Yields on government bonds touched a fresh 16-month low on Monday with the market betting that slowing economic growth and easing inflation would prompt the Reserve Bank of India (RBI) to cut the repo rate by 25 basis points on Tuesday, reports fe Bureau in Mumbai. The yield on the benchmark 10-year 8.40%, 2024 bond ended at 8.06%, the lowest since July 19, 2013. The yield has dropped more than 40 basis points over the last two months.
Expectations of a rate cut weren’t tempered by the strong HSBC Markit Purchasing Managers’ Index (PMI) for manufacturing, which came in at a 21-month peak of 53.3 for November, probably because crude oil prices fell to fresh lows of levels of $68 per barrel. With growth slowing — India’s gross domestic product grew just 5.3% y-o-y in the three months ended September, slower than the 5.7% y-o-y expansion in the previous quarter and a steady fall in retail inflation over the last three consecutive months to 5.52% in October, many now believe there’s room for a rate cut on Tuesday.

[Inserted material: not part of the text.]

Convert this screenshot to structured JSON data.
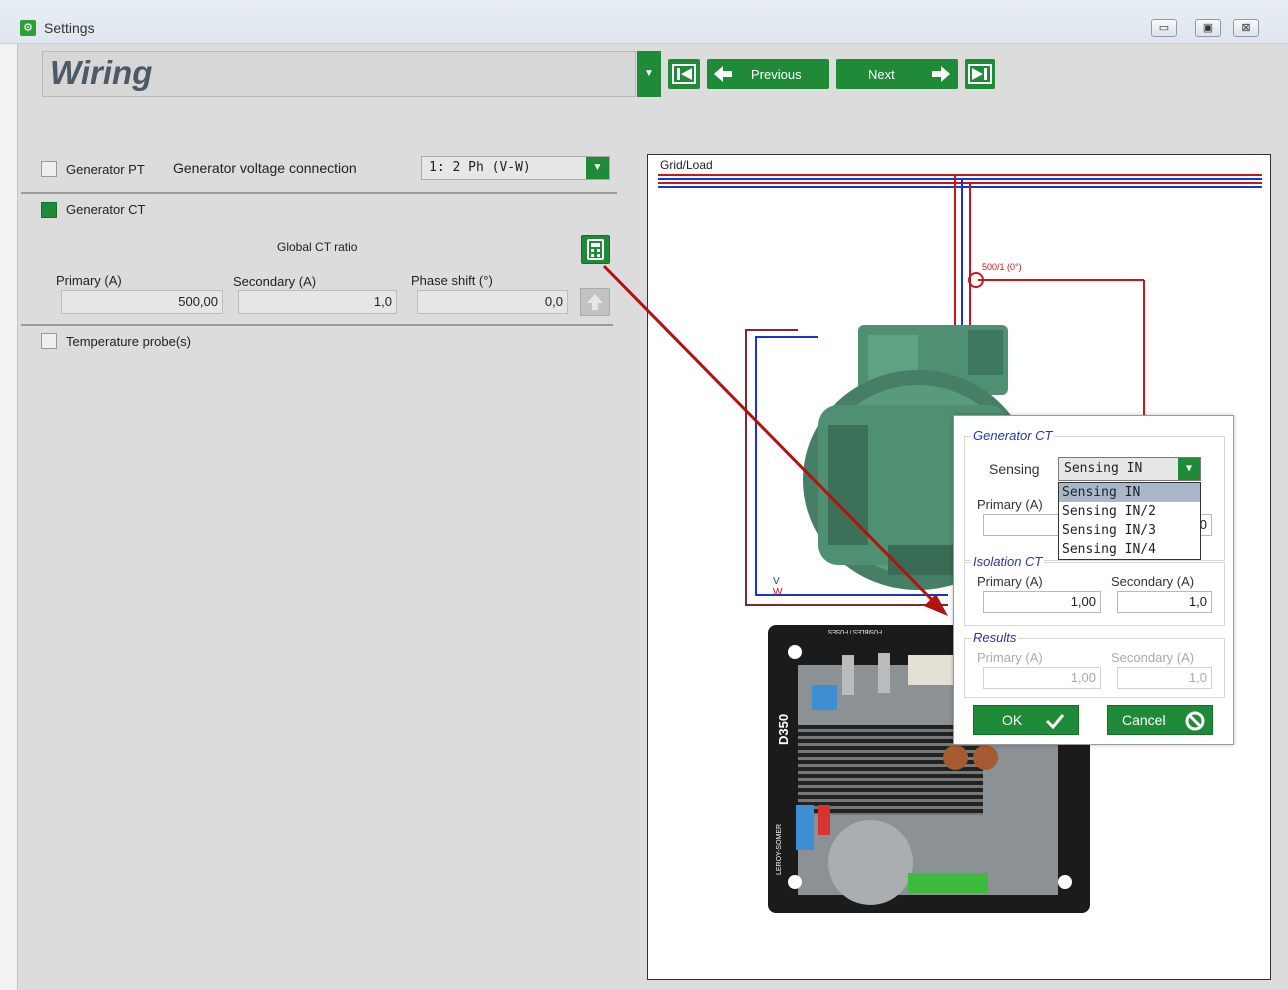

Hitendra Dave, head of global markets at HSBC, said the consensus was that inflation is moderating faster than anticipated.
“As such the medium term objective of 6% will surely be reached and the RBI will get comfortable that it will be reached,” Dave said. The belief that interest rates could come off prompted foreign institutional investors to pay the highest ever premium of 68.5 basis points to get hold of investment limits auctioned on Monday. Limits worth $500 million were auctioned.
Meanwhile, the yield on the 10-year US Treasury note has slipped 10 bps over the last one month with the note trading at 2.16% on Monday. This keeps the interest rate differential between India and US wide making Indian paper attractive to foreign investors.